Cruz: Judge's order a 'turning point' in immigration fight
© Greg Nash

A federal judge's order halting President Obama's unilateral actions on immigration represents a "turning point" in the fight, Sen. Ted CruzRafael (Ted) Edward CruzSunday Talk Shows: Lawmakers look ahead to House vote on articles of impeachment, Senate trial The Hill's Campaign Report: 2020 Democrats trading jabs ahead of Los Angeles debate Senate Republicans air complaints to Trump administration on trade deal MORE (R-Texas) said Tuesday.

The Tea Party favorite and potential 2016 contender hailed the decision as a "major victory for the rule of law" and a blow to the constitutionality of Obama's executive actions.


"The president has put Senate Democrats in an impossible position politically," Cruz said in an interview with conservative radio host Mark Levin. 

After the judge's ruling, Democrats will be positioned "to force implementation of conduct by the president that the federal court has concluded is illegal," Cruz added. 

U.S. District Judge Andrew Hanen late Monday issued a temporary injunction against Obama's orders, ruling Texas and 25 other states that sued the administration would "suffer irreparable harm" from the president's immigration actions. 

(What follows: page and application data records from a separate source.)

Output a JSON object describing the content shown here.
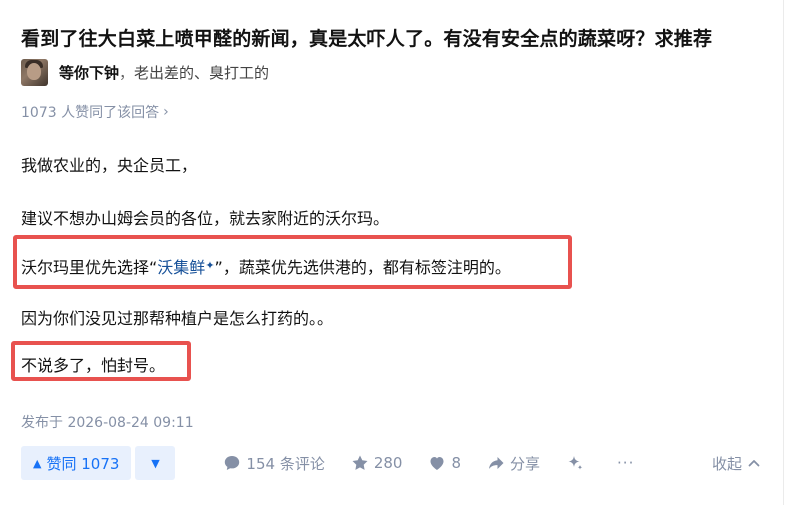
{
  "question": {
    "title": "看到了往大白菜上喷甲醛的新闻，真是太吓人了。有没有安全点的蔬菜呀？求推荐"
  },
  "author": {
    "name": "等你下钟",
    "separator": "，",
    "bio": "老出差的、臭打工的"
  },
  "votes_line": {
    "text": "1073 人赞同了该回答",
    "chevron": "›"
  },
  "content": {
    "p1": "我做农业的，央企员工，",
    "p2": "建议不想办山姆会员的各位，就去家附近的沃尔玛。",
    "p3_before": "沃尔玛里优先选择“",
    "p3_link": "沃集鲜",
    "p3_spark": "✦",
    "p3_after": "”，蔬菜优先选供港的，都有标签注明的。",
    "p4": "因为你们没见过那帮种植户是怎么打药的。。",
    "p5": "不说多了，怕封号。"
  },
  "published": "发布于 2026-08-24 09:11",
  "actions": {
    "vote_up_arrow": "▲",
    "vote_up_label": "赞同 1073",
    "vote_down_arrow": "▼",
    "comments": "154 条评论",
    "favorites": "280",
    "likes": "8",
    "share": "分享",
    "more": "···",
    "collapse": "收起"
  },
  "colors": {
    "highlight_border": "#e8524f",
    "vote_bg": "#e8f0fd",
    "vote_text": "#1772f6",
    "meta_gray": "#8590a6",
    "link_blue": "#175199"
  }
}
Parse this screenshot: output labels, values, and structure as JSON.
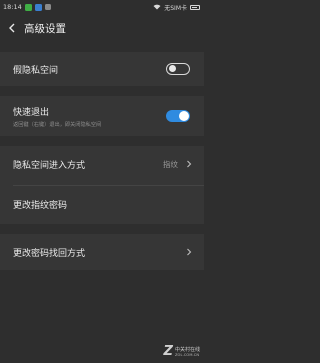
{
  "status_bar": {
    "time": "18:14",
    "carrier": "无SIM卡"
  },
  "header": {
    "title": "高级设置"
  },
  "settings": {
    "fake_private_space": {
      "label": "假隐私空间",
      "enabled": false
    },
    "quick_exit": {
      "label": "快速退出",
      "description": "返回键（右键）退出，即关闭隐私空间",
      "enabled": true
    },
    "entry_method": {
      "label": "隐私空间进入方式",
      "value": "指纹"
    },
    "change_fingerprint_password": {
      "label": "更改指纹密码"
    },
    "change_recovery_method": {
      "label": "更改密码找回方式"
    }
  },
  "watermark": {
    "name": "中关村在线",
    "url": "ZOL.COM.CN"
  },
  "colors": {
    "background": "#2e2e2e",
    "section": "#363636",
    "accent": "#2f8be0"
  }
}
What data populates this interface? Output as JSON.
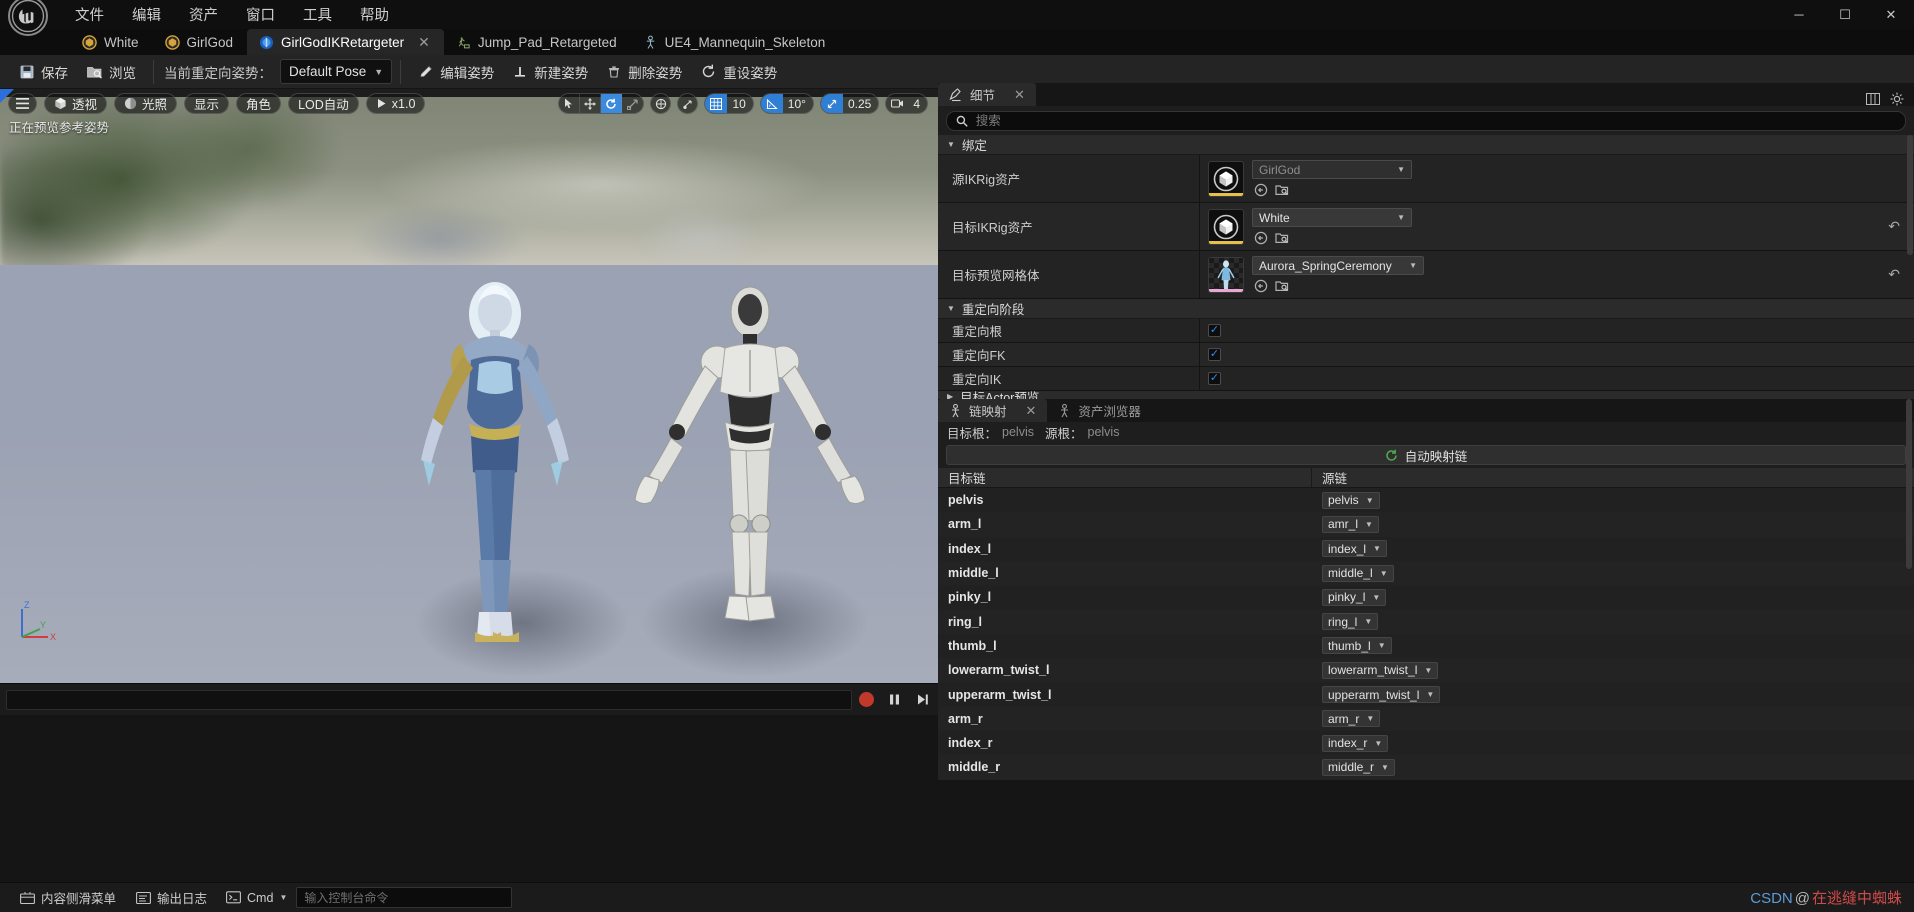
{
  "window": {
    "minimize_label": "─",
    "maximize_label": "☐",
    "close_label": "✕"
  },
  "menu": {
    "items": [
      {
        "label": "文件"
      },
      {
        "label": "编辑"
      },
      {
        "label": "资产"
      },
      {
        "label": "窗口"
      },
      {
        "label": "工具"
      },
      {
        "label": "帮助"
      }
    ]
  },
  "tabs": [
    {
      "label": "White",
      "icon": "asset-icon",
      "active": false,
      "closable": false
    },
    {
      "label": "GirlGod",
      "icon": "asset-icon",
      "active": false,
      "closable": false
    },
    {
      "label": "GirlGodIKRetargeter",
      "icon": "ik-retargeter-icon",
      "active": true,
      "closable": true,
      "close_label": "✕"
    },
    {
      "label": "Jump_Pad_Retargeted",
      "icon": "animation-icon",
      "active": false,
      "closable": false
    },
    {
      "label": "UE4_Mannequin_Skeleton",
      "icon": "skeleton-icon",
      "active": false,
      "closable": false
    }
  ],
  "toolbar": {
    "save_label": "保存",
    "browse_label": "浏览",
    "current_pose_label": "当前重定向姿势：",
    "pose_value": "Default Pose",
    "edit_pose_label": "编辑姿势",
    "new_pose_label": "新建姿势",
    "delete_pose_label": "删除姿势",
    "reset_pose_label": "重设姿势"
  },
  "viewport": {
    "menu_icon": "hamburger-icon",
    "perspective_label": "透视",
    "lighting_label": "光照",
    "show_label": "显示",
    "character_label": "角色",
    "lod_label": "LOD自动",
    "playrate_label": "x1.0",
    "status_text": "正在预览参考姿势",
    "grid_snap_value": "10",
    "angle_snap_value": "10°",
    "scale_snap_value": "0.25",
    "camera_speed_value": "4",
    "gizmo": {
      "x": "X",
      "y": "Y",
      "z": "Z"
    },
    "transform_modes": [
      "select-icon",
      "move-icon",
      "rotate-icon",
      "scale-icon"
    ],
    "active_transform_mode": 2
  },
  "details": {
    "tab_label": "细节",
    "tab_close": "✕",
    "search_placeholder": "搜索",
    "search_value": "",
    "sections": [
      {
        "title": "绑定",
        "expanded": true,
        "rows": [
          {
            "name": "源IKRig资产",
            "type": "asset",
            "value": "GirlGod",
            "dim": true,
            "thumb": "cube-icon",
            "underline": "#e5c14c",
            "has_revert": false
          },
          {
            "name": "目标IKRig资产",
            "type": "asset",
            "value": "White",
            "dim": false,
            "thumb": "cube-icon",
            "underline": "#e5c14c",
            "has_revert": true
          },
          {
            "name": "目标预览网格体",
            "type": "asset",
            "value": "Aurora_SpringCeremony",
            "dim": false,
            "thumb": "character-icon",
            "underline": "#e9a7d4",
            "has_revert": true
          }
        ]
      },
      {
        "title": "重定向阶段",
        "expanded": true,
        "rows": [
          {
            "name": "重定向根",
            "type": "checkbox",
            "checked": true
          },
          {
            "name": "重定向FK",
            "type": "checkbox",
            "checked": true
          },
          {
            "name": "重定向IK",
            "type": "checkbox",
            "checked": true
          }
        ]
      },
      {
        "title": "目标Actor预览",
        "expanded": false,
        "rows": []
      }
    ]
  },
  "chain_mapping": {
    "tabs": [
      {
        "label": "链映射",
        "icon": "chain-icon",
        "active": true,
        "close_label": "✕"
      },
      {
        "label": "资产浏览器",
        "icon": "asset-browser-icon",
        "active": false
      }
    ],
    "target_root_label": "目标根：",
    "target_root_value": "pelvis",
    "source_root_label": "源根：",
    "source_root_value": "pelvis",
    "auto_map_label": "自动映射链",
    "columns": {
      "target": "目标链",
      "source": "源链"
    },
    "rows": [
      {
        "target": "pelvis",
        "source": "pelvis"
      },
      {
        "target": "arm_l",
        "source": "amr_l"
      },
      {
        "target": "index_l",
        "source": "index_l"
      },
      {
        "target": "middle_l",
        "source": "middle_l"
      },
      {
        "target": "pinky_l",
        "source": "pinky_l"
      },
      {
        "target": "ring_l",
        "source": "ring_l"
      },
      {
        "target": "thumb_l",
        "source": "thumb_l"
      },
      {
        "target": "lowerarm_twist_l",
        "source": "lowerarm_twist_l"
      },
      {
        "target": "upperarm_twist_l",
        "source": "upperarm_twist_l"
      },
      {
        "target": "arm_r",
        "source": "arm_r"
      },
      {
        "target": "index_r",
        "source": "index_r"
      },
      {
        "target": "middle_r",
        "source": "middle_r"
      }
    ]
  },
  "statusbar": {
    "content_drawer_label": "内容侧滑菜单",
    "output_log_label": "输出日志",
    "cmd_label": "Cmd",
    "console_placeholder": "输入控制台命令",
    "console_value": "",
    "watermark_prefix": "CSDN",
    "watermark_at": "@",
    "watermark_user": "在逃缝中蜘蛛"
  },
  "colors": {
    "accent_blue": "#2f7fd4",
    "check_blue": "#2f8bef",
    "asset_yellow": "#e5c14c",
    "mesh_pink": "#e9a7d4",
    "record_red": "#c0392b"
  }
}
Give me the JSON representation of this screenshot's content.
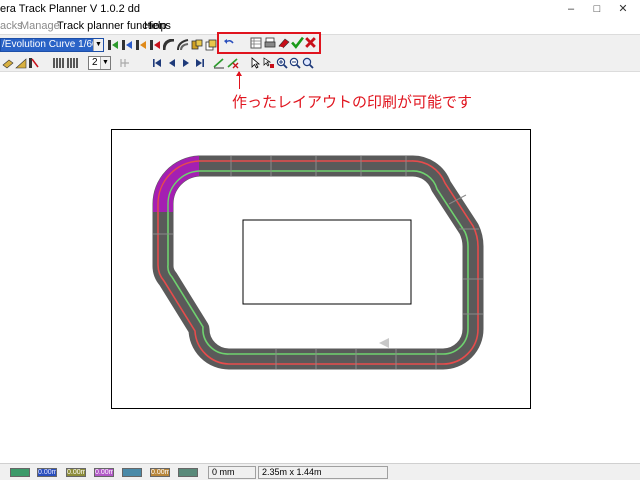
{
  "window": {
    "title": "era Track Planner V 1.0.2 dd",
    "minimize": "–",
    "maximize": "□",
    "close": "✕"
  },
  "menu": {
    "items": [
      {
        "label": "acks",
        "enabled": false
      },
      {
        "label": "Manage",
        "enabled": false
      },
      {
        "label": "Track planner functions",
        "enabled": true
      },
      {
        "label": "Help",
        "enabled": true
      }
    ]
  },
  "toolbar": {
    "track_select": "/Evolution Curve 1/60-",
    "lane_select": "2",
    "icons": [
      "add-track-icon",
      "reverse-track-icon",
      "flip-track-icon",
      "delete-track-icon",
      "curve-icon",
      "lane-change-icon",
      "rotate-icon",
      "undo-icon",
      "list-icon",
      "print-preview-icon",
      "print-icon",
      "eraser-icon",
      "confirm-icon",
      "cancel-icon",
      "first-icon",
      "prev-icon",
      "next-icon",
      "last-icon",
      "pointer-icon",
      "zoom-in-icon",
      "zoom-out-icon",
      "zoom-fit-icon"
    ],
    "colors": {
      "confirm": "#1a9a1a",
      "cancel": "#c8101a"
    }
  },
  "annotation": {
    "text": "作ったレイアウトの印刷が可能です",
    "color": "#e0141e"
  },
  "plan": {
    "track_color": "#5a5a5a",
    "selected_color": "#a41fb2",
    "lane_colors": [
      "#e74c4c",
      "#6fd26f"
    ],
    "arrow": "◀"
  },
  "status": {
    "swatches": [
      {
        "label": "",
        "color": "#3d9a6a"
      },
      {
        "label": "0.00m",
        "color": "#2a4fbd"
      },
      {
        "label": "0.00m",
        "color": "#8d8d3a"
      },
      {
        "label": "0.00m",
        "color": "#b25ac7"
      },
      {
        "label": "",
        "color": "#4a8aa8"
      },
      {
        "label": "0.00m",
        "color": "#b8863a"
      },
      {
        "label": "",
        "color": "#5a8a7a"
      }
    ],
    "length": "0 mm",
    "size": "2.35m x 1.44m"
  }
}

The court move upended the debate over funding for the Department of Homeland Security.

DHS, the primary agency tasked with implementing Obama's November action to shield up to 5 million illegal immigrants from deportation and also offer work visas, is currently funded through Feb. 27. The agency will shut down without a new funding bill.

Republicans are seeking to defund the immigration programs. But Senate Democrats have repeatedly blocked a House-passed bill doing so, insisting on a "clean" funding measure for DHS.

It is still unclear how the federal judge's order Monday will alter the debate.

Senate Minority Leader Harry Reid (D-Nev.) and Obama are slated to meet Wednesday afternoon, and DHS funding is expected to be a high priority, though the White House has not disclosed their agenda. 

Obama said Tuesday afternoon that he was confident his actions were within his executive authority even as DHS suspended its operations to begin accepting new applications for deportation deferrals Wednesday.

The White House is weighing its response to the court ruling, including potentially asking another court to nullify the ruling. The Justice Department is expected to appeal the decision.

"I think that appeal will work its way through the system," Cruz told Levin. "In the Senate, it will come down to the Democrats and [whether they are] willing to blink."

Cruz, a potential 2016 presidential contender, accused Senate Democrats of "playing games."

Another Republican moving toward a White House bid, former Florida Gov. Jeb Bush, took a more cautious approach to the ruling Tuesday, saying Obama "overstepped his executive authority and, in turn, hurt the effort toward a commonsense immigration solution."